AirTag Used to Successfully Track a Mailed Package Across the UK
An Apple customer in the United Kingdom has successfully used Apple's Find My network to track an AirTag as it was being sent by mail to a friend in a completely different city.
Outlined in a blog post at Intego, Kirk McElhearn said he taped an AirTag to a piece of card, wrapped it inside a small bubble envelope, and then sent it on its way. Kirk lives in the small town of Stratford-upon-Avon, and he shipped his AirTag to a friend near London.
Using the Find My app on his iPhone, Kirk says he was able to keep track of his AirTag whereabouts, including its arrival at a shipping facility and a "highly automated mail processing centre." What's worth noting is that Apple uses its Find My network, which crowdsources anonymous data from iPhone and iPad devices, in the area to pinpoint the location of an AirTag.

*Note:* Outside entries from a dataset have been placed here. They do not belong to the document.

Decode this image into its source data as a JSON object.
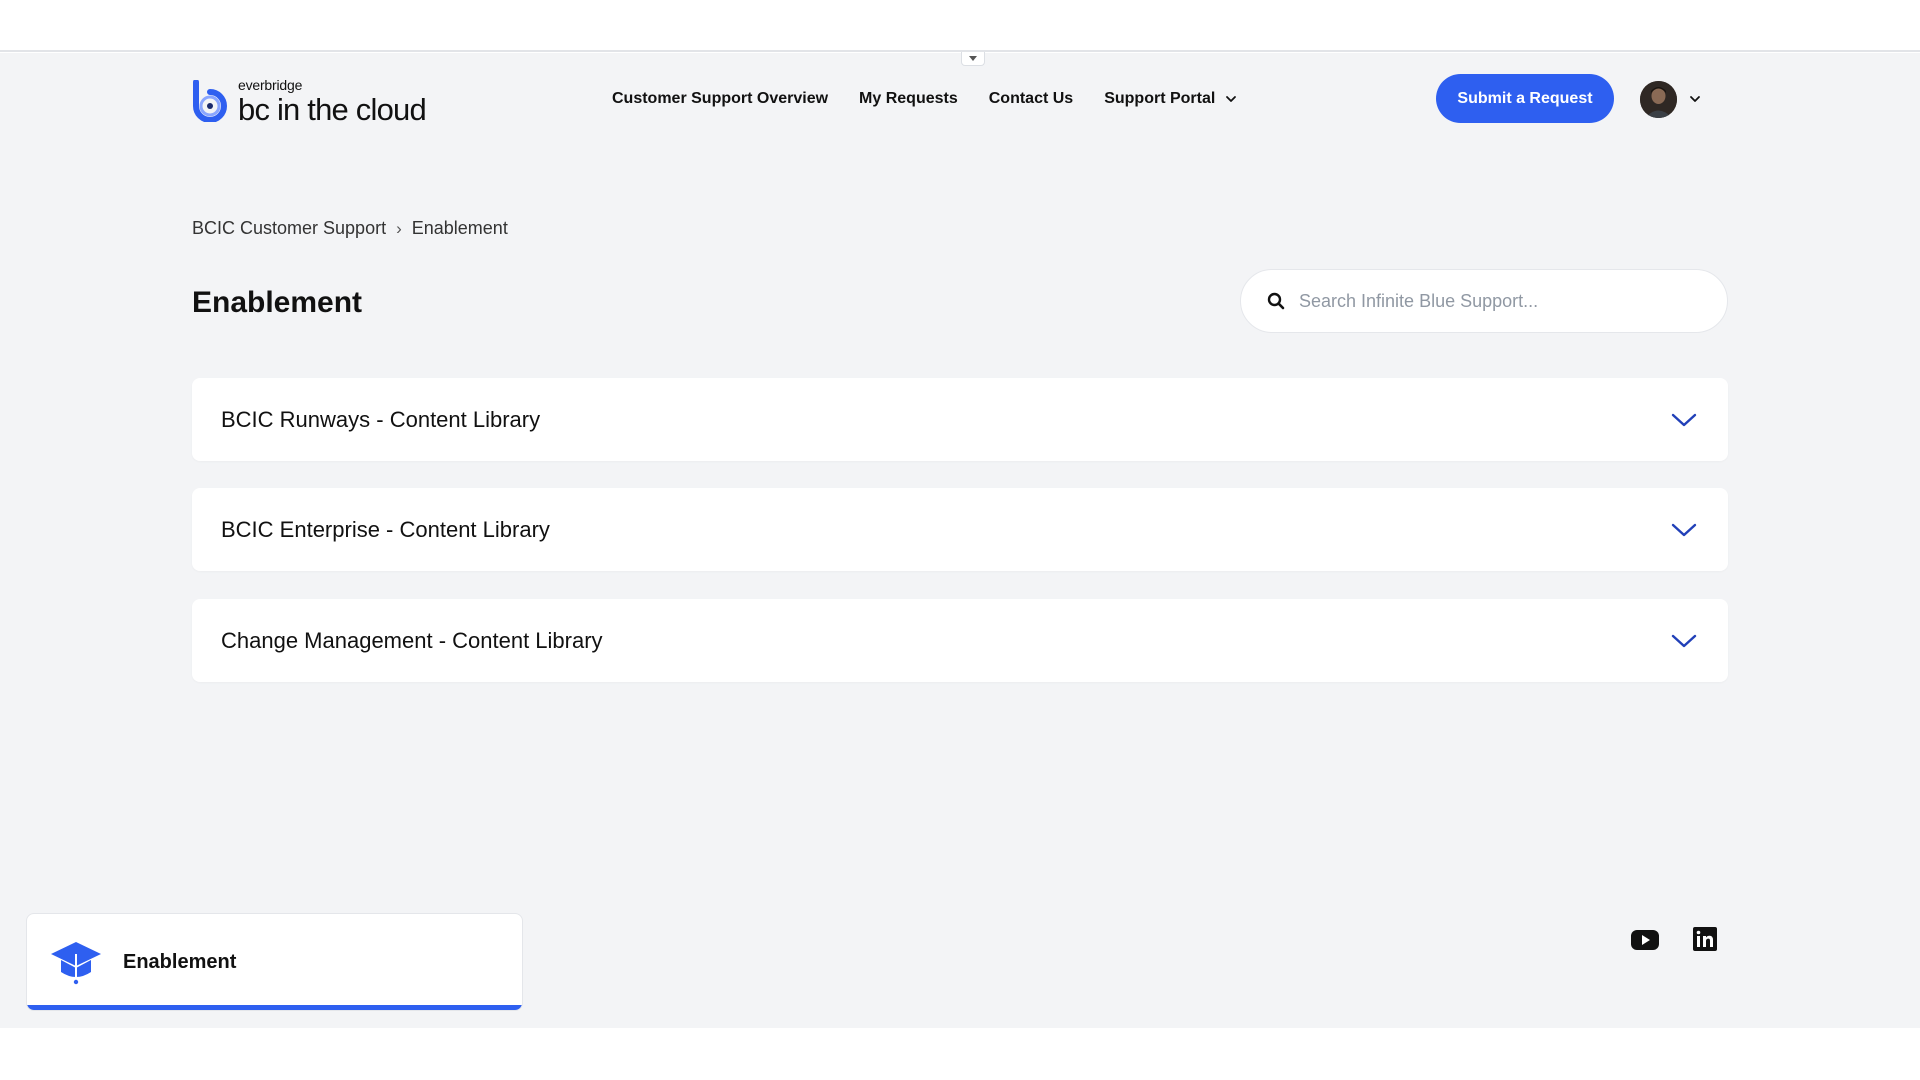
{
  "brand": {
    "small_text": "everbridge",
    "main_text": "bc in the cloud",
    "accent_color": "#2e5ff0"
  },
  "nav": {
    "items": [
      {
        "label": "Customer Support Overview"
      },
      {
        "label": "My Requests"
      },
      {
        "label": "Contact Us"
      },
      {
        "label": "Support Portal",
        "has_dropdown": true
      }
    ]
  },
  "header": {
    "submit_label": "Submit a Request",
    "user_icon": "avatar"
  },
  "breadcrumb": {
    "items": [
      "BCIC Customer Support",
      "Enablement"
    ],
    "separator": "›"
  },
  "page": {
    "title": "Enablement"
  },
  "search": {
    "placeholder": "Search Infinite Blue Support...",
    "value": ""
  },
  "sections": [
    {
      "title": "BCIC Runways - Content Library",
      "expanded": false
    },
    {
      "title": "BCIC Enterprise - Content Library",
      "expanded": false
    },
    {
      "title": "Change Management - Content Library",
      "expanded": false
    }
  ],
  "footer": {
    "card_label": "Enablement",
    "card_icon": "graduation-cap-icon",
    "social": [
      "youtube-icon",
      "linkedin-icon"
    ]
  }
}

It didn't take long for my AirTag to start its journey. At 5:49, it had started moving, going into Stratford-upon-Avon, presumably for it to be loaded on to a truck to go to the next location. At around 6:40, it had left the town, heading north.

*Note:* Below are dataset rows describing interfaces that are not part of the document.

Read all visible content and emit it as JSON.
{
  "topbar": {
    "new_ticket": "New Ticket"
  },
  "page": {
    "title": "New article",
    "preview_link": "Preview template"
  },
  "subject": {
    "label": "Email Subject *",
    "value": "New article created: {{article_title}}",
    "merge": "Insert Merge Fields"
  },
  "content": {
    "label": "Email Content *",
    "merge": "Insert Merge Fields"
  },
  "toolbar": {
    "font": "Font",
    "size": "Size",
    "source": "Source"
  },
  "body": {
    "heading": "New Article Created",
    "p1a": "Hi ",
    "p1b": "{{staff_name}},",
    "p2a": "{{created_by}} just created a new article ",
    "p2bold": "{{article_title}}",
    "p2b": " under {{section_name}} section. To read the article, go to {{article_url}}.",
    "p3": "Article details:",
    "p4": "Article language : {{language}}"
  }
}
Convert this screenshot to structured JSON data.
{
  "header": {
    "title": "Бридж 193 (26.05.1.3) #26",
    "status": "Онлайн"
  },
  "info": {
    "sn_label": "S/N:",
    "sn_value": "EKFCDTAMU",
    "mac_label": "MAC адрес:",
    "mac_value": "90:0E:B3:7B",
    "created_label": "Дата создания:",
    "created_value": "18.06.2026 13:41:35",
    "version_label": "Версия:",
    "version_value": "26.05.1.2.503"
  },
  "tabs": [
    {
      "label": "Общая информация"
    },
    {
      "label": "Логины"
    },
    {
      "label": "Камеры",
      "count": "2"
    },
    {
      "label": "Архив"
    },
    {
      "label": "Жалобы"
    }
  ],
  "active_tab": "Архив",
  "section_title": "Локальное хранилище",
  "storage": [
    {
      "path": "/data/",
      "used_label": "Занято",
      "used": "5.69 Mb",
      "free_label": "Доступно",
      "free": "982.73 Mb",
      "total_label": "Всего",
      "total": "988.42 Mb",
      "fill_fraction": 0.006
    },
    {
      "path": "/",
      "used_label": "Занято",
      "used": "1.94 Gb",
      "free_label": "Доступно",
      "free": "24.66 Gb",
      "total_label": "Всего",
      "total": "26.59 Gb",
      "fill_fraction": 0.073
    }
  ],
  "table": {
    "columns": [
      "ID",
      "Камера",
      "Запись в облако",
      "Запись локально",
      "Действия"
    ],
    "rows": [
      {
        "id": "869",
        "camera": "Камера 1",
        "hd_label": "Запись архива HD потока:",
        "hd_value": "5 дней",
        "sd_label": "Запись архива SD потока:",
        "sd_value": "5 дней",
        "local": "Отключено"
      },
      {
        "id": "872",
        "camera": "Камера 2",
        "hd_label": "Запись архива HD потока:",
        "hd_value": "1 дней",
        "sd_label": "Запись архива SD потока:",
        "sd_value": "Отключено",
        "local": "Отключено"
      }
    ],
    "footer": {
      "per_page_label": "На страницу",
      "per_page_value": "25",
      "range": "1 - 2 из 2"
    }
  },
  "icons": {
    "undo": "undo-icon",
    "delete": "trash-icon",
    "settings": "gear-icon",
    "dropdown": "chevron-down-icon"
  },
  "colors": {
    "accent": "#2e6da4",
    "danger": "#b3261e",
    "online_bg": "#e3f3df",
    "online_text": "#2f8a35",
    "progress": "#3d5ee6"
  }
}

At 7:30, it reached the South Midlands Mail Centre, a "highly automated mail processing centre," a massive warehouse-like site where mail is sorted. The presence of even one employee with an iPhone, with Find My turned on, was enough to register this location, but it's likely that many of the employees have iPhones.

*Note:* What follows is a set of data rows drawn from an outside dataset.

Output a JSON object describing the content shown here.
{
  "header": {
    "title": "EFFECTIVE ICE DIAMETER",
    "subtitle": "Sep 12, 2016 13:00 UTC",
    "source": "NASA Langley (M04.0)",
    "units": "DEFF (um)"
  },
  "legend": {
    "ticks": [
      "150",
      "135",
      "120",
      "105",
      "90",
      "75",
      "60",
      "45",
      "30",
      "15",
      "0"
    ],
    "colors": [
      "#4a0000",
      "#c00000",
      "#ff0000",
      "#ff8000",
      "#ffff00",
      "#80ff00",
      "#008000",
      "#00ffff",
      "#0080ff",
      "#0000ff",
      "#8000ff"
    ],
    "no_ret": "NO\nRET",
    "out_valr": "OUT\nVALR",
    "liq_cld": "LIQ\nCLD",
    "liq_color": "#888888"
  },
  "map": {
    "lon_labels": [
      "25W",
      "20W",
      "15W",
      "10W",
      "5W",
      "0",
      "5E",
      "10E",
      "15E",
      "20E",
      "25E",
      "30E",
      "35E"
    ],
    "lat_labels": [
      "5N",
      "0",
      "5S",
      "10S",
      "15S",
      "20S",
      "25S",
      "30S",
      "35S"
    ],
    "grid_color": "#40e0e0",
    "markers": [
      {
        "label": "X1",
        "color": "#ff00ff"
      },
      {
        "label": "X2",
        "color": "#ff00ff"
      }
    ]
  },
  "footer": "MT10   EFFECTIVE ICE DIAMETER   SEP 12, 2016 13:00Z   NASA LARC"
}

Kirk built a custom script on his Mac which took a screenshot of the Find My app every two minutes as a way to log the movement of his AirTag. The video can be viewed in his blog post for those interested. A few days later, the AirTag successfully arrived at his friend's house near London.
Apple has a series of built-in parameters that are meant to prevent AirTags from being used for unwanted tracking. One of the leading ways Apple aims to prevent unwanted tracking is by alerting a user if an AirTag, unpaired with their iPhone or Apple ID, is found to have been following them for a certain period of time. The specific time period is unknown, but as Kirk finds out, it seems to be a rather long time.
Kirk says he expected his friend's iPhone to alert him that an unknown AirTag had been found on him, but even three days after his friend first received the AirTag, their iPhone failed to alert him to the presence of the unknown item tracker. His friend did however hear an audible alert from the AirTag, which is another method Apple uses to alert users to an unknown device. After the audible alert, it's unlikely that AirTags would send an alert to an iPhone.
After the AirTag was delivered, my friend left the envelope on a table in his house. He has an iPhone, so I expected him to be notified of the presence of the AirTag after a while.
I therefore expected my friend to get such a message on or after Monday afternoon, three days after I mailed it. By Tuesday, he had still not received any alerts. As I write this article, I just checked in the Find My app, and the AirTag was last seen 13 minutes ago, at his location, but he still has not received any alerts.
Lucikly in this case, there was no potential harm in the friend's iPhone failing to alert him to the unknown AirTag. However, in other instances, there could be a danger if the built-in measures for unwanted tracking fail to kick in.